In 1847-1848, a massive outbreak of typhus broke out in Upper Silesia, and Virchow was asked to investigate the cause of this. Although he did run an assiduous investigation, he was not very successful in quelling the outbreak. He did submit a 190 page report, which basically rewired the politics of public health in Germany.(1,2) He was shocked to see the squalor and penury that affected this region, and quite rightly linked the economic deprivation to the occurrence of infectious diseases. One of the most powerful Virchowism that I have ever read, was actually part of this report:
It is the curse of humanity that it learns to tolerate even the most horrible situations by habituation, that it forgets the most shameful happenings in the daily shame of events, and that it can hardly understand when individuals aim to destroy this infamy.Virchow RC. Report on the typhus epidemic in Upper Silesia. 1848. Am J Public Health. 2006 Dec;96(12):2102-5. PubMed PMID: 17123938; PubMed Central PMCID: PMC1698167.
As a public health doctor, I am still waiting to write that outbreak investigation report where I actually say something immortal like these words.

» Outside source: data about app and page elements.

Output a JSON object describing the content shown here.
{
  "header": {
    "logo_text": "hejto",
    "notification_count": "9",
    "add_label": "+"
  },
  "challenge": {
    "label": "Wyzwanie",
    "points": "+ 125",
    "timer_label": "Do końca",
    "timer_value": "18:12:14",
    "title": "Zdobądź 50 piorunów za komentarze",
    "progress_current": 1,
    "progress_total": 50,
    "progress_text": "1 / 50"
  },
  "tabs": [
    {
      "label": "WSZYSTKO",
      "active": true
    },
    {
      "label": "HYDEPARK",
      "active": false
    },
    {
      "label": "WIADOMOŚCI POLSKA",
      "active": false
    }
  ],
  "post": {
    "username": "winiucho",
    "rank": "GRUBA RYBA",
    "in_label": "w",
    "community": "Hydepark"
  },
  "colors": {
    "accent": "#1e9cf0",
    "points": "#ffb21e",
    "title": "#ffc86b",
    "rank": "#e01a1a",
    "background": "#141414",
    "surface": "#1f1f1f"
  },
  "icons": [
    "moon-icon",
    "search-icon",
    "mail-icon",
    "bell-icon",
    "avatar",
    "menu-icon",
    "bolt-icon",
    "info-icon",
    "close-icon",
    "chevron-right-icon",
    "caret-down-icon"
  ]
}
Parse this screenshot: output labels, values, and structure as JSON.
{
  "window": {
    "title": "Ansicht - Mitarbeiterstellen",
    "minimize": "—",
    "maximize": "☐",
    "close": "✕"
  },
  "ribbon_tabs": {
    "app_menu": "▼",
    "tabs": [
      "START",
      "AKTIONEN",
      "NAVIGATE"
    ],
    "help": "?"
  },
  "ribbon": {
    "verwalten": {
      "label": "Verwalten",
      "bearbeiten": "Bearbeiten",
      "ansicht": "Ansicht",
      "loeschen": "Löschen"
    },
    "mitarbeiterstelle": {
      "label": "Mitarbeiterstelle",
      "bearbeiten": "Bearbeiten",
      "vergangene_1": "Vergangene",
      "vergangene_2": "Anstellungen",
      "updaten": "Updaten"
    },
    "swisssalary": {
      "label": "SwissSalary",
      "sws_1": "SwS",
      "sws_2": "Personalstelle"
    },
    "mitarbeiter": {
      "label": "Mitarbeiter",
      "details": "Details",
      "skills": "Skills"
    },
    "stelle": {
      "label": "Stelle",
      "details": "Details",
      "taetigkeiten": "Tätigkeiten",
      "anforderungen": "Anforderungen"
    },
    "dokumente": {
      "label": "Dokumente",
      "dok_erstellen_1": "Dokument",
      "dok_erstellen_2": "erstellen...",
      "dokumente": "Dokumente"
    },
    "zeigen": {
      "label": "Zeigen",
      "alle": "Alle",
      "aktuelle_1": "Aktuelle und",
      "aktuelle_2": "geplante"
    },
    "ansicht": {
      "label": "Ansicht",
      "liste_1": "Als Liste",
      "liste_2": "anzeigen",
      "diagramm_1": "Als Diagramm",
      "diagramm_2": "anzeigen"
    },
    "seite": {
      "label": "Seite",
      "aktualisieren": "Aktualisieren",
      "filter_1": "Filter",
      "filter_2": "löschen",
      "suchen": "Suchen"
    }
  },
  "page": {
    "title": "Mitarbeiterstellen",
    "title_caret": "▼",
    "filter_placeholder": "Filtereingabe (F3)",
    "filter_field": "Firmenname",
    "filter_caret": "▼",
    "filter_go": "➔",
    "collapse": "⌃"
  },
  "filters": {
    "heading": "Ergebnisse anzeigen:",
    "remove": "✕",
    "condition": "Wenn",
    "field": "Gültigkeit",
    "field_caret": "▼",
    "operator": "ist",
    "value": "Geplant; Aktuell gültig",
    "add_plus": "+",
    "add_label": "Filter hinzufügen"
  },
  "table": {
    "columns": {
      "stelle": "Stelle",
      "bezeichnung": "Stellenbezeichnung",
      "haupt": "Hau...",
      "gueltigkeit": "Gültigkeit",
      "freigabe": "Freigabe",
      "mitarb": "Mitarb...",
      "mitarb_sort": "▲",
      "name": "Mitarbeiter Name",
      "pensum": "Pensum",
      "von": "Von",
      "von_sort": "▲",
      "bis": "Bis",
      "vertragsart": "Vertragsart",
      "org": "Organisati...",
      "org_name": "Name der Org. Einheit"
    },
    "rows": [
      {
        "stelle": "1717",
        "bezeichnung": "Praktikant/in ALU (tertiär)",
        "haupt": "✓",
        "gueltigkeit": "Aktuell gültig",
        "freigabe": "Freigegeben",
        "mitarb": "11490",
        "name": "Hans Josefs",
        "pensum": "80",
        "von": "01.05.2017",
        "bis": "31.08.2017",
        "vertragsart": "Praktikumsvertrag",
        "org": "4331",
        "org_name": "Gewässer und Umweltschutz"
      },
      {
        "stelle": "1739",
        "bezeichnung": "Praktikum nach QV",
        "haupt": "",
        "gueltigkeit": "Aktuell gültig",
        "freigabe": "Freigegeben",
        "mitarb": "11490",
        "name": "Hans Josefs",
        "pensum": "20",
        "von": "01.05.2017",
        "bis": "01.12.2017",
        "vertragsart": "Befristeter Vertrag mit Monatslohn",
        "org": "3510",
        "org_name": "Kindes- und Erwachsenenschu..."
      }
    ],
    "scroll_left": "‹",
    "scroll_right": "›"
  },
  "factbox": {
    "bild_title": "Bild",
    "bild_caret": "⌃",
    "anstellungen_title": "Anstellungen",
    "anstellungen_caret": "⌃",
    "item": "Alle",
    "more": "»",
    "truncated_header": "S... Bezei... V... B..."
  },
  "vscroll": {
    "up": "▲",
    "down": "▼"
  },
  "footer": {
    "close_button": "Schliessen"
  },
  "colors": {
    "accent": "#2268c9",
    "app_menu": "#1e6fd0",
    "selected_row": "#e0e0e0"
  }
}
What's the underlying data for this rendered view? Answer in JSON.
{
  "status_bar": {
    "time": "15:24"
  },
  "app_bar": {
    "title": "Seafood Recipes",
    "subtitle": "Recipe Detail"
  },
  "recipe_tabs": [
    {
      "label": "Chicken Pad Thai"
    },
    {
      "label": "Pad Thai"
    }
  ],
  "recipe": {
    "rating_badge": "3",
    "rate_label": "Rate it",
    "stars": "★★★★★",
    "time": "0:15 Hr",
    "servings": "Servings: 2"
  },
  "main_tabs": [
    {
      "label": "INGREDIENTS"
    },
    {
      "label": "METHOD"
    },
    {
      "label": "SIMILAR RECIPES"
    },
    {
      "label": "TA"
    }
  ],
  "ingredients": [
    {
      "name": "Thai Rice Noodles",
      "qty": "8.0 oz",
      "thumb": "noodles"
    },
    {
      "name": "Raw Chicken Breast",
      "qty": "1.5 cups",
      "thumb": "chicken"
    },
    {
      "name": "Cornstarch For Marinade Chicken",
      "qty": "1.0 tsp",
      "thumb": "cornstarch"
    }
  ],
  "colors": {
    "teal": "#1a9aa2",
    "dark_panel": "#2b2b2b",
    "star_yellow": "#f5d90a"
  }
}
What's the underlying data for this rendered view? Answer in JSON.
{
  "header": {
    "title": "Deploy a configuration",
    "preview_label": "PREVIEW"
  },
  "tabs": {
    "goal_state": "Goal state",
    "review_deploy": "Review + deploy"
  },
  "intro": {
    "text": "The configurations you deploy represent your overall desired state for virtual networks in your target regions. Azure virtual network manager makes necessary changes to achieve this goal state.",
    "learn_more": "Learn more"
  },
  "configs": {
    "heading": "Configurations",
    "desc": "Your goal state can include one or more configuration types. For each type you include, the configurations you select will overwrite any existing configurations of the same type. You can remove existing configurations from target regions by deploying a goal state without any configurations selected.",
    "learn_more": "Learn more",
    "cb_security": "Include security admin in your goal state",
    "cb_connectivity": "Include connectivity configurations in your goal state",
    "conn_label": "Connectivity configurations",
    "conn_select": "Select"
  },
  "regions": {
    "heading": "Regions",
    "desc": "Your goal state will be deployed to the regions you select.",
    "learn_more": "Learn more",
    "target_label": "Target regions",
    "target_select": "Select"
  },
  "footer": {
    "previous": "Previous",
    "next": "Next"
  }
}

And as far as public health and epidemiology is concerned, I am happy to see that my specialty also finds its place in the anthology of Virchowisms!
Medical statistics will be our standard of measurement: we will weigh life for life and see where the dead lie thicker, among the workers or among the privileged.Rudolf Virchow, 1848 (quoted in Infections and Inequalities by Paul Farmer, page 1.
Well, a pretty pointless post, hopefully you have enjoyed the Virchowisms!
1. Taylor R, Rieger A. Medicine as social science: Rudolf Virchow on the typhus epidemic in Upper Silesia. Int J Health Serv. 1985;15(4):547-59. PubMed PMID: 3908347.
2. Azar HA. Rudolf Virchow, not just a pathologist: a re-examination of the report on the typhus epidemic in Upper Silesia. Ann Diagn Pathol. 1997 Oct;1(1):65-71. PubMed PMID: 9869827.